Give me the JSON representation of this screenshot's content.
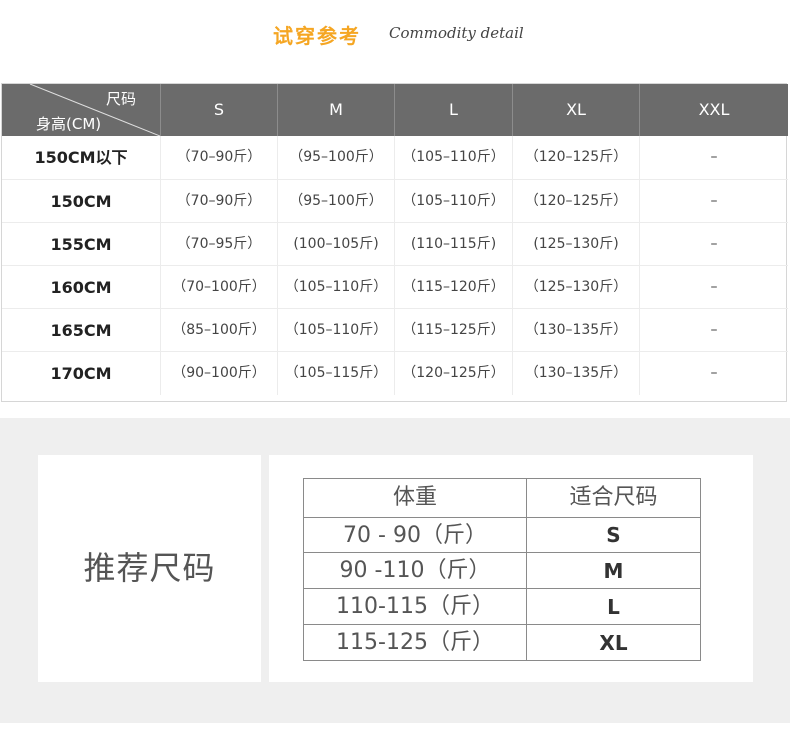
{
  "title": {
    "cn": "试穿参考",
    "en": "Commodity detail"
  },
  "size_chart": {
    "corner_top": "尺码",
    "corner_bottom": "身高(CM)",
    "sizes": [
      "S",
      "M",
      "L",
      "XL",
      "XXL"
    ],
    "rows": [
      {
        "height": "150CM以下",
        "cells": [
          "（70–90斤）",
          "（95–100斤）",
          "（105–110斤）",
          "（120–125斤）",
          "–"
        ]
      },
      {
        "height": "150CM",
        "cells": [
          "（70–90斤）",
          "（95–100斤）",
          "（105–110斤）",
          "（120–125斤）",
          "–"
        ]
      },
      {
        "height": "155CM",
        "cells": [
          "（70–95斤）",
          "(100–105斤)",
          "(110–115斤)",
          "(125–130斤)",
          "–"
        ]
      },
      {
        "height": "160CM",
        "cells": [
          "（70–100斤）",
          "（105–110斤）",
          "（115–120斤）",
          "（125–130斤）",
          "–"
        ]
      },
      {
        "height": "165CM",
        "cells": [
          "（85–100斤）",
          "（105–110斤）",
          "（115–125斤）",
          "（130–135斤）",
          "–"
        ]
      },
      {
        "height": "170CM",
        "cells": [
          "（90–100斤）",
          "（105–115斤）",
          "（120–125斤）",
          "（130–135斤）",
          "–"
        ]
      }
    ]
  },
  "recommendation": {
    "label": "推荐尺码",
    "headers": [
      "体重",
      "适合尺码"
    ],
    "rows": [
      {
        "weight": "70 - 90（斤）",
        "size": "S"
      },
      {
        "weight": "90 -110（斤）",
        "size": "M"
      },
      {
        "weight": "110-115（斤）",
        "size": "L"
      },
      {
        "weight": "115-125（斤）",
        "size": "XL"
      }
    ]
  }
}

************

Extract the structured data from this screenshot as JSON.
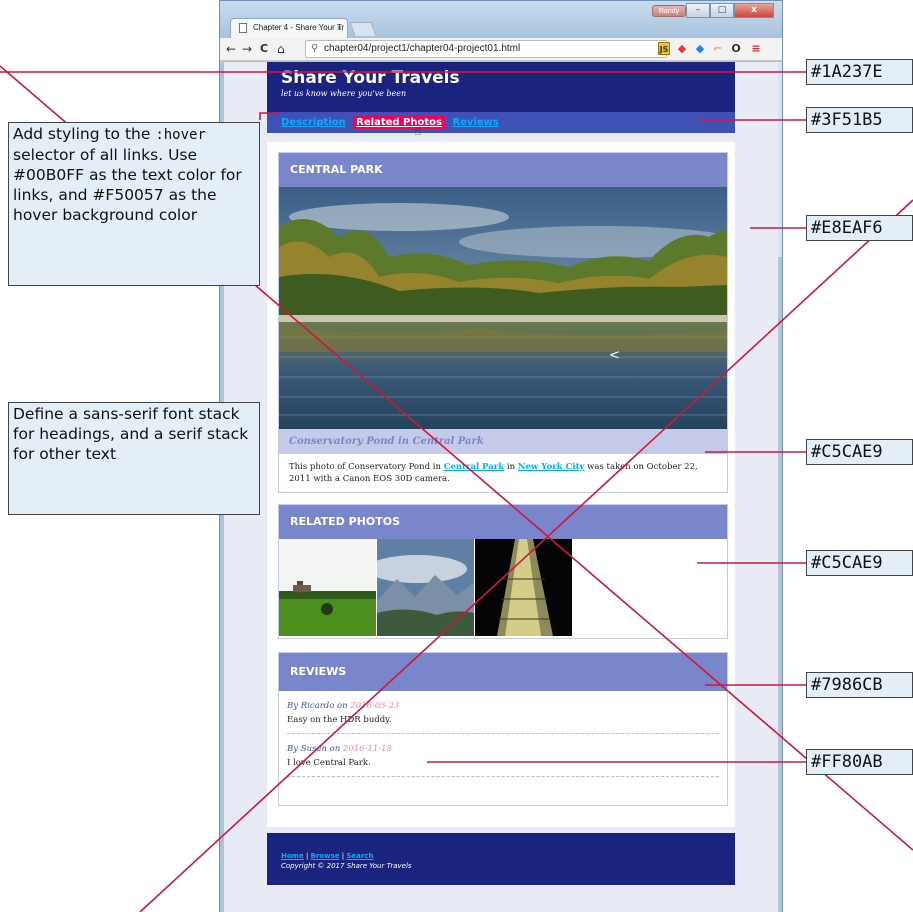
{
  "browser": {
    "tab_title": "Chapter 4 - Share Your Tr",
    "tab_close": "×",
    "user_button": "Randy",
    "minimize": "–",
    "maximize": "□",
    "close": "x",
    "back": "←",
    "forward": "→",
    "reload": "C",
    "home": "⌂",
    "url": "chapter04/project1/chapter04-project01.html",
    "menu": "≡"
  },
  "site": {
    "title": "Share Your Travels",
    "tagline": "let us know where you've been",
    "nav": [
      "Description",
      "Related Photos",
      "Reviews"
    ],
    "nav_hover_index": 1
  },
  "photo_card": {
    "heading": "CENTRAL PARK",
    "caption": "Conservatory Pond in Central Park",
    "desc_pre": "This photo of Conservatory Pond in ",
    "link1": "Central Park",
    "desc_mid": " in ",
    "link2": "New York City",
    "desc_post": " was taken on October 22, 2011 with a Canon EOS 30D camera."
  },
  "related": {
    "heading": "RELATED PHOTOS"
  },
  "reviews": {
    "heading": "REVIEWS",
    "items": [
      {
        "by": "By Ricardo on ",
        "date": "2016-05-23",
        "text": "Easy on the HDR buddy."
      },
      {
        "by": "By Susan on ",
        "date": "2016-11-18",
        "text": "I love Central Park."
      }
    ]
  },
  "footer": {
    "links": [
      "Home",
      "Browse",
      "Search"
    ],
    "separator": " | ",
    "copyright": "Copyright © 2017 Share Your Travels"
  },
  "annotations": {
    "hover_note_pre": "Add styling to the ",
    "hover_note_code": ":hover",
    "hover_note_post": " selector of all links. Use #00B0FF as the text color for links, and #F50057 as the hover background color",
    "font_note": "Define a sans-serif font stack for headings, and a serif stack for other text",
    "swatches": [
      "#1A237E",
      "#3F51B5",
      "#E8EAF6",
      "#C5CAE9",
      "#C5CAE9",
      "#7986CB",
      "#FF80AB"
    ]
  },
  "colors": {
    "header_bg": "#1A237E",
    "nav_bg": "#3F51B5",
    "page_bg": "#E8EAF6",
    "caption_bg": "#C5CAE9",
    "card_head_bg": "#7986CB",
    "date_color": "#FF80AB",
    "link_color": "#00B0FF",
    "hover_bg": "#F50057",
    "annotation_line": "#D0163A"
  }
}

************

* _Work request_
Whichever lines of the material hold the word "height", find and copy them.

* _Expected answer_
        "height": "150CM以下",
        "height": "150CM",
        "height": "155CM",
        "height": "160CM",
        "height": "165CM",
        "height": "170CM",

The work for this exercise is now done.